I decided I'd like to cross the wild moors on my way to see Whitby & the coast. In early March, even on a sunny day, wild is the word. This isn't the prettiest of places, there are nice remote villages like Goathland (famous for its connection to the TV series "Heartbeat") to pass through but on the whole its steep drops, stiff climbs, pot holes to make a Yaris shudder & many small fords. I think it must be magical to see the heather when its out & there will be places I never touched. I feel sure that another visit is due in a the late summer season, if only to see the place a mass of purple heather. This was the season for burning & all over there were plumes of smoke rising as controlled burning was taking place.

A very pleasant cafe in Rosedale Abbey was a nice break. Cakes to die for! The name came from a Cistercian Priory that once stood on the site. All that is left today is a stair case, sundial and single stone pillar. Originally founded in 1158 the priory was inhabited by a small group of nuns who are credited to be the first people to farm sheep commercially in the region. The priory ceased to operate in 1535 due to the Dissolution of the Monasteries. The building was eventually dismantled in the 19th century when the stone was reclaimed for building including a new church of the site of the original priory.

Whitby was a strange place. Whitby was founded under its Old English name of Streonshal in 656, when Oswy, the Christian king of Northumbria, founded Whitby Abbey, under its first abbess Hilda. The Synod of Whitby was held here in 664. In 867, the monastery was destroyed by Viking raiders, and was only refounded in 1078. It was in this period that the town gained its current name, Whitby, (from "white settlement" in Old Norse). In the 18th century Whitby became a centre for shipbuilding and whaling, as well as trade in alum and jet.

One unusual feature of Whitby is the Dracula Museum. Part of Bram Stoker's famous novel was set in Whitby, describing Dracula's arrival in Britain on a ship washed ashore in the harbour, and how Lucy watched from the churchyard as the sun set over the nearby headland of Kettleness, but did not know how many steps she climbed to get there. Stoker's story incorporated various pieces of Whitby folklore, including the beaching of the Russian ship Dmitri, which became the basis of Demeter in the book. Furthermore, it was at the public library in Whitby that Stoker discovered the name "Dracula."

West Cliff side has its own landmarks a statue of Captain James Cook, who served his apprenticeship in the town, and a whalebone arch, commemorating the once large whaling industry.
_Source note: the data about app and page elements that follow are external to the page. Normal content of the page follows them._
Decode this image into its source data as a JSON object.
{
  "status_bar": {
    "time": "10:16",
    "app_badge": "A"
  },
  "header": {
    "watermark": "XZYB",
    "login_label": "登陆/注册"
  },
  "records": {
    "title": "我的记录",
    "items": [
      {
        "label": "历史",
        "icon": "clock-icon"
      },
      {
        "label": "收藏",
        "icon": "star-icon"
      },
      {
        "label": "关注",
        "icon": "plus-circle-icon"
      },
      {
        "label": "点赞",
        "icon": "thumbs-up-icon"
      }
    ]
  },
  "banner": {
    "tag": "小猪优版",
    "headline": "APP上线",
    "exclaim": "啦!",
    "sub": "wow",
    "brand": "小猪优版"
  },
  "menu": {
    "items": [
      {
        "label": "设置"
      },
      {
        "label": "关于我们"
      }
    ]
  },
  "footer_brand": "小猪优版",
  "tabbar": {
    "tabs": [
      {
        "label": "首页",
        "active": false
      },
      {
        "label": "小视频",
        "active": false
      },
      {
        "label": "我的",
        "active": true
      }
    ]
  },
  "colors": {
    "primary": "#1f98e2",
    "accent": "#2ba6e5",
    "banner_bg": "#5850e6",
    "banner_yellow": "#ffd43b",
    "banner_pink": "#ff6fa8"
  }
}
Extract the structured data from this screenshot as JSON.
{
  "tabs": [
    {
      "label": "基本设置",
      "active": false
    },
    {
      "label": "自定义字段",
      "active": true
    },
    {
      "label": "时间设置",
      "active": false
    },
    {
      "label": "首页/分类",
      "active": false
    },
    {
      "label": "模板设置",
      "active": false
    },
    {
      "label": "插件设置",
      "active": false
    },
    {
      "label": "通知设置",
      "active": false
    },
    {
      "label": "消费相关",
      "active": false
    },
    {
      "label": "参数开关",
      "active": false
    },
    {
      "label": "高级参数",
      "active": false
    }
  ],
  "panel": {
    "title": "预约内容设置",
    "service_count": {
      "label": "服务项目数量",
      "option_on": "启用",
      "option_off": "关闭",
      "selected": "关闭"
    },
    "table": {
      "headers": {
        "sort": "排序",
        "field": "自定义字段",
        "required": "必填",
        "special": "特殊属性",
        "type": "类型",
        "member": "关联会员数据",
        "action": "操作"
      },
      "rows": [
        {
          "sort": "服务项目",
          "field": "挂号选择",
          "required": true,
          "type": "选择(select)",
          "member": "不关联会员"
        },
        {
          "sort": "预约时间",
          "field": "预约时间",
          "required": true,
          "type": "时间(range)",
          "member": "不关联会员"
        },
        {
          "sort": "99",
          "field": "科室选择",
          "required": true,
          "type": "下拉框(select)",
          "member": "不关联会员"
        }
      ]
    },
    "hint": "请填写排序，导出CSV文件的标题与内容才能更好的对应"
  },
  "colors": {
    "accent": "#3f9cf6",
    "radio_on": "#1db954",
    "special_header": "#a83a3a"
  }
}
Apart from the fact it was closed, Whitby Abbey has a unique feature .... you find it very hard to photograph it! (at least I did!) It has the huge church of St. Mary's in front of it, a large wall surrounding it. The Abbey is on the East Cliff side of Whitby and it is quite a distance by road, the alternative way to get there was by climbing the 199 steps of the "Church Stairs" or to use a footpath called Caedmon's Trod.

Before travelling back across those moors, I tried to see Robin Hoods Bay, a famous beauty spot. Of course .... it was closed! Men repairing footpaths, Cafe NOT serving food & not a shop open!

Hutton Le Hole is fabulous, the moors will be stunning  in late summer & I suspect that there are many more places to visit. I have no doubt that I'll be back!

Links for information on this page:

A 360 degree view of Hutton Le Hole

The Rydale Folk Museum

Rievaulx Abbey